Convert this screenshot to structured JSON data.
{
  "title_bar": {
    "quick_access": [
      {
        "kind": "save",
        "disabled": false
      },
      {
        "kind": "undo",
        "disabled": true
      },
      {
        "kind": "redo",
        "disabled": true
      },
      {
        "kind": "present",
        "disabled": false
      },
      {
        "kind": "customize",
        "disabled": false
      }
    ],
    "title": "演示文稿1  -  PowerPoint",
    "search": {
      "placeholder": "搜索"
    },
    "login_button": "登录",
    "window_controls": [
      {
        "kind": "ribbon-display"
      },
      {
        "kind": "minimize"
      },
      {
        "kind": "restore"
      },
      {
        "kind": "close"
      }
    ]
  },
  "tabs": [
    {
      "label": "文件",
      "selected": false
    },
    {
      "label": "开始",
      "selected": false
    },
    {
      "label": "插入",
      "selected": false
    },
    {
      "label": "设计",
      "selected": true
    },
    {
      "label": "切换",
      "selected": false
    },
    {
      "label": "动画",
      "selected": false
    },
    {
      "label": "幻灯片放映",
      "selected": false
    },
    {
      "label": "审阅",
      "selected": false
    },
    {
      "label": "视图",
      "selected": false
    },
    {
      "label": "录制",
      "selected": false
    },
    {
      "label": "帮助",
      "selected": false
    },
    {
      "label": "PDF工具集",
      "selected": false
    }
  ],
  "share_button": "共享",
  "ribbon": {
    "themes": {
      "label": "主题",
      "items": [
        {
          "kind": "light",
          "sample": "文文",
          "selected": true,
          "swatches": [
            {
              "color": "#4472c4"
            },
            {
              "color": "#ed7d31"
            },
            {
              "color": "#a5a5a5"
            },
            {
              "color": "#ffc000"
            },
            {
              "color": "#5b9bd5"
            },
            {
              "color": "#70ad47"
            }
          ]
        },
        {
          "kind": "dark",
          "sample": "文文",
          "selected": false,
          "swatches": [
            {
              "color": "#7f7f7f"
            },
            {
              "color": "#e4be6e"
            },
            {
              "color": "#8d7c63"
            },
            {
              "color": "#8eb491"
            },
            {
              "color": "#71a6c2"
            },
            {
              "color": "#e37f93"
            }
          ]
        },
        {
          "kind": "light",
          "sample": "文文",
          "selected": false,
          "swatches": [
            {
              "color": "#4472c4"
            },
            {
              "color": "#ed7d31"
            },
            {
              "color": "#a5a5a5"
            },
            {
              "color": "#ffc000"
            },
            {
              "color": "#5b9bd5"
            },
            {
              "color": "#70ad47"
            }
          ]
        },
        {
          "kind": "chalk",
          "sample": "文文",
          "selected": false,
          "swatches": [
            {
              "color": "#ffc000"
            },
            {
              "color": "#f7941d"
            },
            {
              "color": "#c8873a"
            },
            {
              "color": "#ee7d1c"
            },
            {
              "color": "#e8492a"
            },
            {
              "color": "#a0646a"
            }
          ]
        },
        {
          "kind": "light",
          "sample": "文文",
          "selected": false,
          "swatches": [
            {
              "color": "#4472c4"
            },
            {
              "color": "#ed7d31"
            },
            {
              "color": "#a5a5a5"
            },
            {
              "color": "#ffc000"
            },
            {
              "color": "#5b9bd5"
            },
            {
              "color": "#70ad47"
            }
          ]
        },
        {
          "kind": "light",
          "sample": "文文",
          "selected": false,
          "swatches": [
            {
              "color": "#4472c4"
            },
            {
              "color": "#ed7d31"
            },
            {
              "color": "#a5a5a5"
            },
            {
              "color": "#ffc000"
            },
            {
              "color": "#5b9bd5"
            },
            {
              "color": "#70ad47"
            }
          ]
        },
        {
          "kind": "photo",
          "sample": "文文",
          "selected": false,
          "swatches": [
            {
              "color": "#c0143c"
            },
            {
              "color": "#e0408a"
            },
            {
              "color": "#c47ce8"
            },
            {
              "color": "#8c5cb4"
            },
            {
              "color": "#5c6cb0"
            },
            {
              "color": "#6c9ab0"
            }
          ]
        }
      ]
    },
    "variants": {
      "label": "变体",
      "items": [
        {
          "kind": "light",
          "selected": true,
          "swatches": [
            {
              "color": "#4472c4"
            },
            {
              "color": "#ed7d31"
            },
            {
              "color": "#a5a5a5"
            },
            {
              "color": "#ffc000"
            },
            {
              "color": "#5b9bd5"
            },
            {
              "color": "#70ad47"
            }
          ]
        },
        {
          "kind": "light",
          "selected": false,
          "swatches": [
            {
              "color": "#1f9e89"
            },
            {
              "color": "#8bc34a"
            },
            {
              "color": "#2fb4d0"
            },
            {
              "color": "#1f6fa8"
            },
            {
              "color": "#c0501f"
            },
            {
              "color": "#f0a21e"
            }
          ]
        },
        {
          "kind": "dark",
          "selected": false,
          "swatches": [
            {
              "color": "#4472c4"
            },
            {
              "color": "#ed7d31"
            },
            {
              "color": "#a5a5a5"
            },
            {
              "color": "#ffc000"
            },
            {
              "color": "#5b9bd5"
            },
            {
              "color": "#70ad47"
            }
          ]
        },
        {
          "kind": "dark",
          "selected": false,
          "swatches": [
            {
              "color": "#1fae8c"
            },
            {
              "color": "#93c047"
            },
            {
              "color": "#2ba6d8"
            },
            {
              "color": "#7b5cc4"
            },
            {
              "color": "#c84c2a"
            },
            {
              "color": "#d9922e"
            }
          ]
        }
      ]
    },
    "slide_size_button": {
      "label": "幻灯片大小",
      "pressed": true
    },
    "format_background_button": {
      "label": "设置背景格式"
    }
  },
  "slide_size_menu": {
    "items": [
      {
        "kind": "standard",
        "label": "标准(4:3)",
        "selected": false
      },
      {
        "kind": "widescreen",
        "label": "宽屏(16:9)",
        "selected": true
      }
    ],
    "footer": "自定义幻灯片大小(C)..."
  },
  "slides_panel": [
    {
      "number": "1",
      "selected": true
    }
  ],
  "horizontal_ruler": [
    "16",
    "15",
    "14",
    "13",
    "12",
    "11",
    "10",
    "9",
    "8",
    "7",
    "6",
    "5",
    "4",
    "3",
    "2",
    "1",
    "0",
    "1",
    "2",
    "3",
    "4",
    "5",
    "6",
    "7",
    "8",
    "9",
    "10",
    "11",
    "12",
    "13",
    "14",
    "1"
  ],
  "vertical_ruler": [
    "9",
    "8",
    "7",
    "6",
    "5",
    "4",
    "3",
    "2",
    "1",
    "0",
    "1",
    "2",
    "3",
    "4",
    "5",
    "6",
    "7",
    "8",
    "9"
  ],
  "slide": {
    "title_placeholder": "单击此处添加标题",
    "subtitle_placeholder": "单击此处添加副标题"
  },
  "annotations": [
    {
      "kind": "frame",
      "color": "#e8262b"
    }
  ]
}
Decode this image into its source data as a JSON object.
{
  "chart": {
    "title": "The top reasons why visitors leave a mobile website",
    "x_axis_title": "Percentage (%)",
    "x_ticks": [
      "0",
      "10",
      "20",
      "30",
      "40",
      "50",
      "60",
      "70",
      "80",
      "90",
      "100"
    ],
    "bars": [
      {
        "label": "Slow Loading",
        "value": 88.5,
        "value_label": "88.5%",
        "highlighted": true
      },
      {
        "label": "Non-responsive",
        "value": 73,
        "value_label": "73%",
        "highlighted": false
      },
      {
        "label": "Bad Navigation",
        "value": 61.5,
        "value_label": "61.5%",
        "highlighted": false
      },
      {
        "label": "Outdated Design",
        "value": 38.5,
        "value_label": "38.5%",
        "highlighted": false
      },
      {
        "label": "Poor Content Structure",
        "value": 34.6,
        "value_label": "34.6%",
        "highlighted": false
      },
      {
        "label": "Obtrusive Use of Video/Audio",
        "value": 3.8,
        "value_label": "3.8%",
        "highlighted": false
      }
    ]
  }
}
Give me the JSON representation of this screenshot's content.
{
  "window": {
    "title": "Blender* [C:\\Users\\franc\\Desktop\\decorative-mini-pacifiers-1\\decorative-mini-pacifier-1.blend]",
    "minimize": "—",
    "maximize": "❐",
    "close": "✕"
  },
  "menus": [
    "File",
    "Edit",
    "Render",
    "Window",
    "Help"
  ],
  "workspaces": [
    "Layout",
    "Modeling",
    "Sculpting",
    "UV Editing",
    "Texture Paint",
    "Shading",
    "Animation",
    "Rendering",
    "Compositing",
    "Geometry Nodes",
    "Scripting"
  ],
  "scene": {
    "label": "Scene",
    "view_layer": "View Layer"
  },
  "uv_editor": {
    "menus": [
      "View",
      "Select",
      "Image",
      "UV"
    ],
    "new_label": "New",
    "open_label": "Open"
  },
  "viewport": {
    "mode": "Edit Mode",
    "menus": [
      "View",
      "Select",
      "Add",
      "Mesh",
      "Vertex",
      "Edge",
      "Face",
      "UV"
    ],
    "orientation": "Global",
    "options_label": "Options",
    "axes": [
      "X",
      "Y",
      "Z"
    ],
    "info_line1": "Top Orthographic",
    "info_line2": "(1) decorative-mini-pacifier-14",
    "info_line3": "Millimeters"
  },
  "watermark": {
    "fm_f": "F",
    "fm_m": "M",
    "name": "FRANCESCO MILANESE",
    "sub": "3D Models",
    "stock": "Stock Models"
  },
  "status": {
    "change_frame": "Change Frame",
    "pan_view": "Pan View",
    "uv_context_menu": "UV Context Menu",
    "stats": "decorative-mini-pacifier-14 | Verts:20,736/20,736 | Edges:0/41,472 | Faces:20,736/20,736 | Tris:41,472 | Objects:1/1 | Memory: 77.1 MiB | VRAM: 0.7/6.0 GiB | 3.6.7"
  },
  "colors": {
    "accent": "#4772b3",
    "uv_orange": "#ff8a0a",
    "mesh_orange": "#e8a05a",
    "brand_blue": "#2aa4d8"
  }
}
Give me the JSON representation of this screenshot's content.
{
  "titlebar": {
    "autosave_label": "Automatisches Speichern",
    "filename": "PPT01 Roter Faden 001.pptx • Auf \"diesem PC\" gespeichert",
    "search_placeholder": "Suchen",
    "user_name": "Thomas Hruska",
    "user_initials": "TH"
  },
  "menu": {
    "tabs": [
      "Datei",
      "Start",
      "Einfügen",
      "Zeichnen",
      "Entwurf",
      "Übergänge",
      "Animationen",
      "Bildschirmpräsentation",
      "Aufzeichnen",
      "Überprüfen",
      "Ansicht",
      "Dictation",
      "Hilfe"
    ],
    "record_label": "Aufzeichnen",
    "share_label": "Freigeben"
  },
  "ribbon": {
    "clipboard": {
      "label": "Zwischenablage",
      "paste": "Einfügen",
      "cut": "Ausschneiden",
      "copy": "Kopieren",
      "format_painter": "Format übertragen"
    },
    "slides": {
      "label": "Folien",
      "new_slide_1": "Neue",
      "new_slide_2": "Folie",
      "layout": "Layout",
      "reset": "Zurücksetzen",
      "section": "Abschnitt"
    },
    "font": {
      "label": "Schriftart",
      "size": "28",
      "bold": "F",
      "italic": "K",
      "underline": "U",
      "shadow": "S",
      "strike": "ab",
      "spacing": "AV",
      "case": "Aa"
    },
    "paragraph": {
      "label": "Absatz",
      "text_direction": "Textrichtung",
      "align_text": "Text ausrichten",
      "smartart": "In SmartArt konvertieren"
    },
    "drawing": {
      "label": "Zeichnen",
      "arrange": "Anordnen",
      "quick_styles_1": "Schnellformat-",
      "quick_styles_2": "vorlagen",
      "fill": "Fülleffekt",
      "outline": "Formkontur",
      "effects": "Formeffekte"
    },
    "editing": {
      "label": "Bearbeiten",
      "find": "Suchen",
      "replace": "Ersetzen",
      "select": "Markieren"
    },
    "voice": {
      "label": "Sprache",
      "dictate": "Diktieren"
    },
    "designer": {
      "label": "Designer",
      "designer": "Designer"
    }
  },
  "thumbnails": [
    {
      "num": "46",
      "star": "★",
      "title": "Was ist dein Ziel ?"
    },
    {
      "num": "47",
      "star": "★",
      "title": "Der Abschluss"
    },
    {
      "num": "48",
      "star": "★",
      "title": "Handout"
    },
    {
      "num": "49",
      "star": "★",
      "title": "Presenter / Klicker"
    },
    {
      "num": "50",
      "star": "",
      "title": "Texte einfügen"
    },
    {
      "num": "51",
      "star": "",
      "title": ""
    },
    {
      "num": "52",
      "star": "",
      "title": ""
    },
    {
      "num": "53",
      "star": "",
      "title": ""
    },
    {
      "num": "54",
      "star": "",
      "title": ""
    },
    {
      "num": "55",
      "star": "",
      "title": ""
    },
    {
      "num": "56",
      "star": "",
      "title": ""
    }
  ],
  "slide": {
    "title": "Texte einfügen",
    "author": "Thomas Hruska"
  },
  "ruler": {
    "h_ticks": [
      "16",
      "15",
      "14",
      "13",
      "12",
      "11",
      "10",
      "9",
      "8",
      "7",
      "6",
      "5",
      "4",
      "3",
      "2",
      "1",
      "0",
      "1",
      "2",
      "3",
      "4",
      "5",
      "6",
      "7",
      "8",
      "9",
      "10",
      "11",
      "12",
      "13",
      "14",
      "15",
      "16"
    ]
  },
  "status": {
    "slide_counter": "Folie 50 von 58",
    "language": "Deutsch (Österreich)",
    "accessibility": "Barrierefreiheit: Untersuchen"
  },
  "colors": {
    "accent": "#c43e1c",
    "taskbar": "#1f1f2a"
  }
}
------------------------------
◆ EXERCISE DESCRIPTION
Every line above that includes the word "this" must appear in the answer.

◆ OUTPUT OF THE EXERCISE
Convert this screenshot to structured JSON data.
Decode this image into its source data as a JSON object.
Give me the JSON representation of this screenshot's content.
Give me the JSON representation of this screenshot's content.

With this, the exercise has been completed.